Go through the listing beneath this task and return every line that carries the string "Power".

Top of Supplied records

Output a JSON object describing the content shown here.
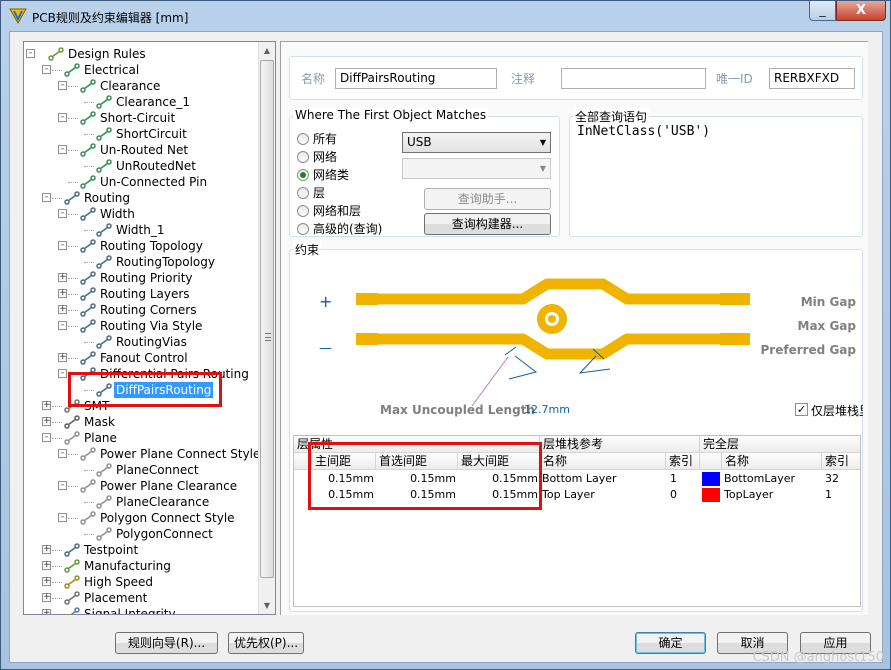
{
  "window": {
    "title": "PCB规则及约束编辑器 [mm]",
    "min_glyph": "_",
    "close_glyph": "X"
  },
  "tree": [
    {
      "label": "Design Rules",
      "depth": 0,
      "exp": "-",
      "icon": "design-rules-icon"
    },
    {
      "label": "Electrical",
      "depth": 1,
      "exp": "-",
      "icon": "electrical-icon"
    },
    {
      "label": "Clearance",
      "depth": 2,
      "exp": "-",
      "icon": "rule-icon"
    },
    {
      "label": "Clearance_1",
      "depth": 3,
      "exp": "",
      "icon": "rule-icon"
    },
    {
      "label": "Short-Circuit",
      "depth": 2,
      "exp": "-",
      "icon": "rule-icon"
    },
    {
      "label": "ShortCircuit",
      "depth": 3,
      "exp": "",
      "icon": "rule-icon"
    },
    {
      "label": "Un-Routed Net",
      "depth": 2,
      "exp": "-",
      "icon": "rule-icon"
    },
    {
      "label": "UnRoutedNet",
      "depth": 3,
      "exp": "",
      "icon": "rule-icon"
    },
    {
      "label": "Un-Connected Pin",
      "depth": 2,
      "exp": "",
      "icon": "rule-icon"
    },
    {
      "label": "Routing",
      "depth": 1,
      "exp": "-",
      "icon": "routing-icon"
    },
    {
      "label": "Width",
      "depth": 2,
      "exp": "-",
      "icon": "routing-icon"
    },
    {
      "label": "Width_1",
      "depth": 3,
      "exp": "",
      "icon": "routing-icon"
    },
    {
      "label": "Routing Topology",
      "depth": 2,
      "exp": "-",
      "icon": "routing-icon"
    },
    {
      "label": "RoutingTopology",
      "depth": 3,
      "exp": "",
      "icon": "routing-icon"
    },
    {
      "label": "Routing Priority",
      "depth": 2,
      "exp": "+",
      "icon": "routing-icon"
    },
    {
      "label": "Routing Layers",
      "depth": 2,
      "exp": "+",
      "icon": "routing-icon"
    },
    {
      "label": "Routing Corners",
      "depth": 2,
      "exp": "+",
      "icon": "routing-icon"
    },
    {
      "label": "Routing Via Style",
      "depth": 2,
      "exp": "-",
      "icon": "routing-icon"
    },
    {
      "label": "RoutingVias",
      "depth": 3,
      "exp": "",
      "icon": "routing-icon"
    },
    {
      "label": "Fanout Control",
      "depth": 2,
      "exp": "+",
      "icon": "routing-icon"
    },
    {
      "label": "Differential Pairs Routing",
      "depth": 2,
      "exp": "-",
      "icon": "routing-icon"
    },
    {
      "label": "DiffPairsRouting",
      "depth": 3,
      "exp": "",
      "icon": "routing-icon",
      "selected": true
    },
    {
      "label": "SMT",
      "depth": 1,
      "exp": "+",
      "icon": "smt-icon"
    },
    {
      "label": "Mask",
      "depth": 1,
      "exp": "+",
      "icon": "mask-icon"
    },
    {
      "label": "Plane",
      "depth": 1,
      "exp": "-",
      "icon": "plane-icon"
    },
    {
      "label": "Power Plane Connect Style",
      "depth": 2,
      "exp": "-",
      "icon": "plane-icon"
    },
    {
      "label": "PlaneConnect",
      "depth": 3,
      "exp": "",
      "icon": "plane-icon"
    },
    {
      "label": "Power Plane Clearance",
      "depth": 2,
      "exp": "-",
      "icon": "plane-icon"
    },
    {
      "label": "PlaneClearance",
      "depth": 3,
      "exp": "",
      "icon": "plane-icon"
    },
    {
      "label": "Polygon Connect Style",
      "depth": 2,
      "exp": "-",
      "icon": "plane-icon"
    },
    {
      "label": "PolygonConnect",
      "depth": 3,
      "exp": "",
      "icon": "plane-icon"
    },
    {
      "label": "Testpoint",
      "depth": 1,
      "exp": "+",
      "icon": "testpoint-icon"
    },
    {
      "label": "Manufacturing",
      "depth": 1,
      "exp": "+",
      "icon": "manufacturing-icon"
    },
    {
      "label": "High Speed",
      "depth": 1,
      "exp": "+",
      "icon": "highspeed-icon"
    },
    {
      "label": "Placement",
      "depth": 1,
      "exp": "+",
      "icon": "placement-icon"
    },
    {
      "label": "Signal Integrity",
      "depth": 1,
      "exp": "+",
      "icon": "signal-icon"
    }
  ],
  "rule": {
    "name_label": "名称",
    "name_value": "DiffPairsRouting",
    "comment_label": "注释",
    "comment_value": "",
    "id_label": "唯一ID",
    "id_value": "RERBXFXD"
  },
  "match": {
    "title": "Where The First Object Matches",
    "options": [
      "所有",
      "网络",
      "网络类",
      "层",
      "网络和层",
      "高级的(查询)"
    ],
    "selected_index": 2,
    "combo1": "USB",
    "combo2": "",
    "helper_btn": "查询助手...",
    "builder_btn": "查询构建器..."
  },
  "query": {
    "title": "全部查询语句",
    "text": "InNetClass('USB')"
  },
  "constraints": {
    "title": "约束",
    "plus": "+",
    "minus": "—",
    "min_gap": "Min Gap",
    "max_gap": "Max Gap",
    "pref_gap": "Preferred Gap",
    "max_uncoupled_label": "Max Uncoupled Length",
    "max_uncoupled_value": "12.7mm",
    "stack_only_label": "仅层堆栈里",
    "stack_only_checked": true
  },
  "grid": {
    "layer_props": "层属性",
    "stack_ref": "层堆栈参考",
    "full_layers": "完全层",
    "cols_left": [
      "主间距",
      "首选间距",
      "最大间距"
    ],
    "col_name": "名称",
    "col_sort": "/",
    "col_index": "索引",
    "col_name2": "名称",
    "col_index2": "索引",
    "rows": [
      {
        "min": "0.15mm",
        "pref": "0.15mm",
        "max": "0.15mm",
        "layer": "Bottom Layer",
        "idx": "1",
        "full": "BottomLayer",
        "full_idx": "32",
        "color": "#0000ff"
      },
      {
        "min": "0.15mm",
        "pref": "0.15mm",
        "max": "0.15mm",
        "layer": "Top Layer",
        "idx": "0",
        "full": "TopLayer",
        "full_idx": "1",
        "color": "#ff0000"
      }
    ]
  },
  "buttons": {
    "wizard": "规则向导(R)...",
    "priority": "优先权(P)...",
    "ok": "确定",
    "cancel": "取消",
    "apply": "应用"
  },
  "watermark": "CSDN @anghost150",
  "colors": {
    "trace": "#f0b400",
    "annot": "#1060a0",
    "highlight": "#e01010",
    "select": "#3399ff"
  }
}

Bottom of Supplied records
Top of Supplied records

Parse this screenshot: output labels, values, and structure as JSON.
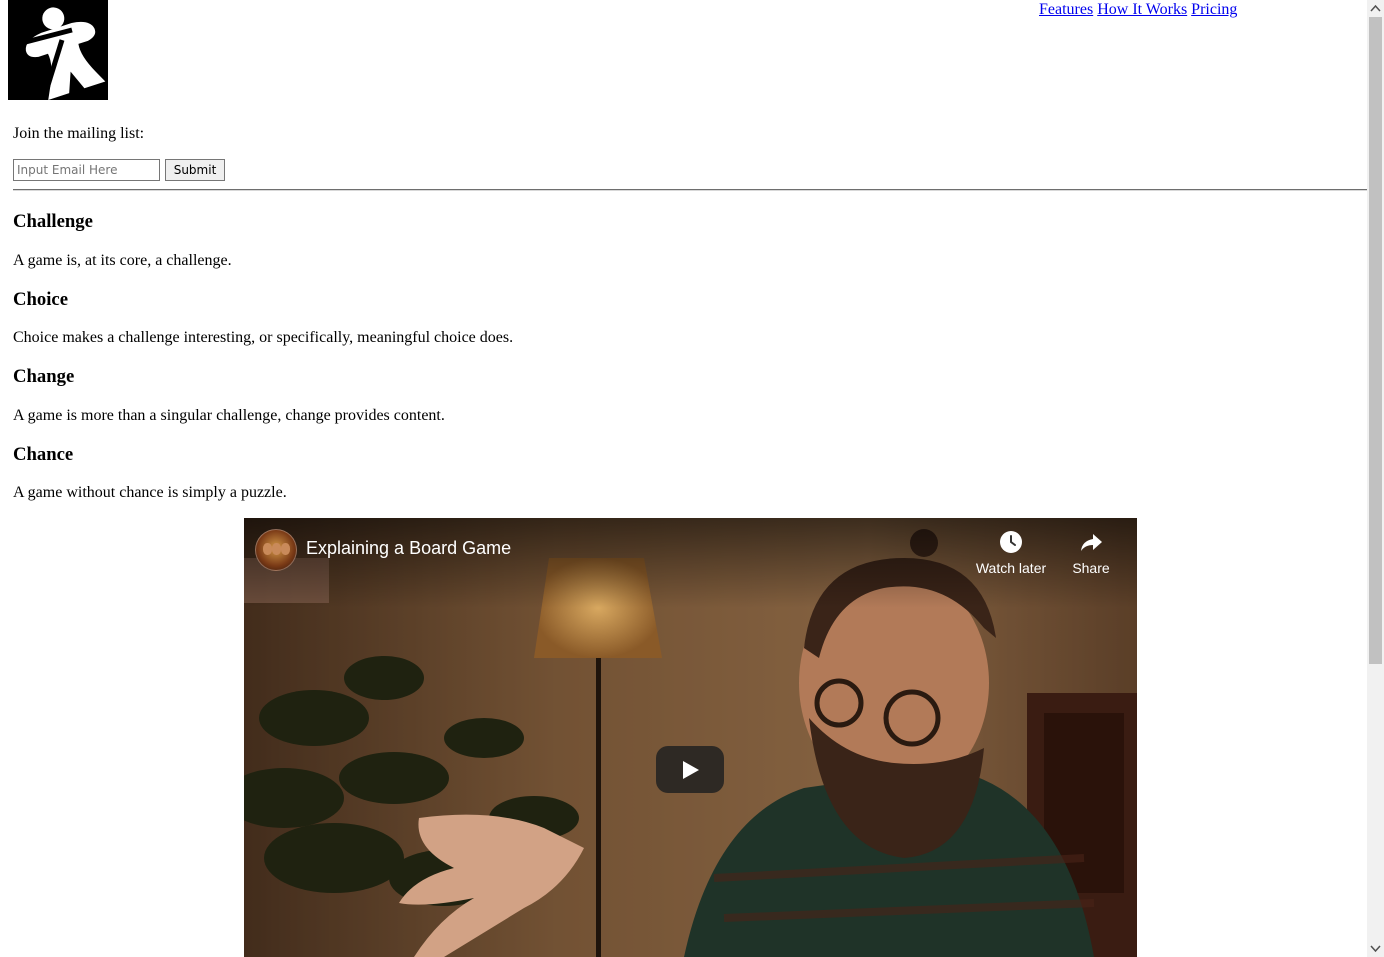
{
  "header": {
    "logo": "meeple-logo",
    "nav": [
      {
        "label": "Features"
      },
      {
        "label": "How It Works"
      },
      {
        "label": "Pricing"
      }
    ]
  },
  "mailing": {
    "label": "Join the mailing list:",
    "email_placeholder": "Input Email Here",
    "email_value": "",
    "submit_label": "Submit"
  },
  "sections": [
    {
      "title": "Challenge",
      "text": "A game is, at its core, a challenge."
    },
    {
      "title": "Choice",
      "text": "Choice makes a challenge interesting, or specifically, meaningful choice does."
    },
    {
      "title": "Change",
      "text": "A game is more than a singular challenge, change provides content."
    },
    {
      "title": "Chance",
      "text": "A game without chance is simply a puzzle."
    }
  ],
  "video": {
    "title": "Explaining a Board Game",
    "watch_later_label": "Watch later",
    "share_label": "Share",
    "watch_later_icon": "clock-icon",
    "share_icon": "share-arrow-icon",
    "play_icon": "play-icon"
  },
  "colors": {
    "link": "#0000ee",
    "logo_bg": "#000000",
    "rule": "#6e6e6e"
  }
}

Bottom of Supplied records

**Solution to this task:**
      "label": "Power Plane Connect Style",
      "label": "Power Plane Clearance",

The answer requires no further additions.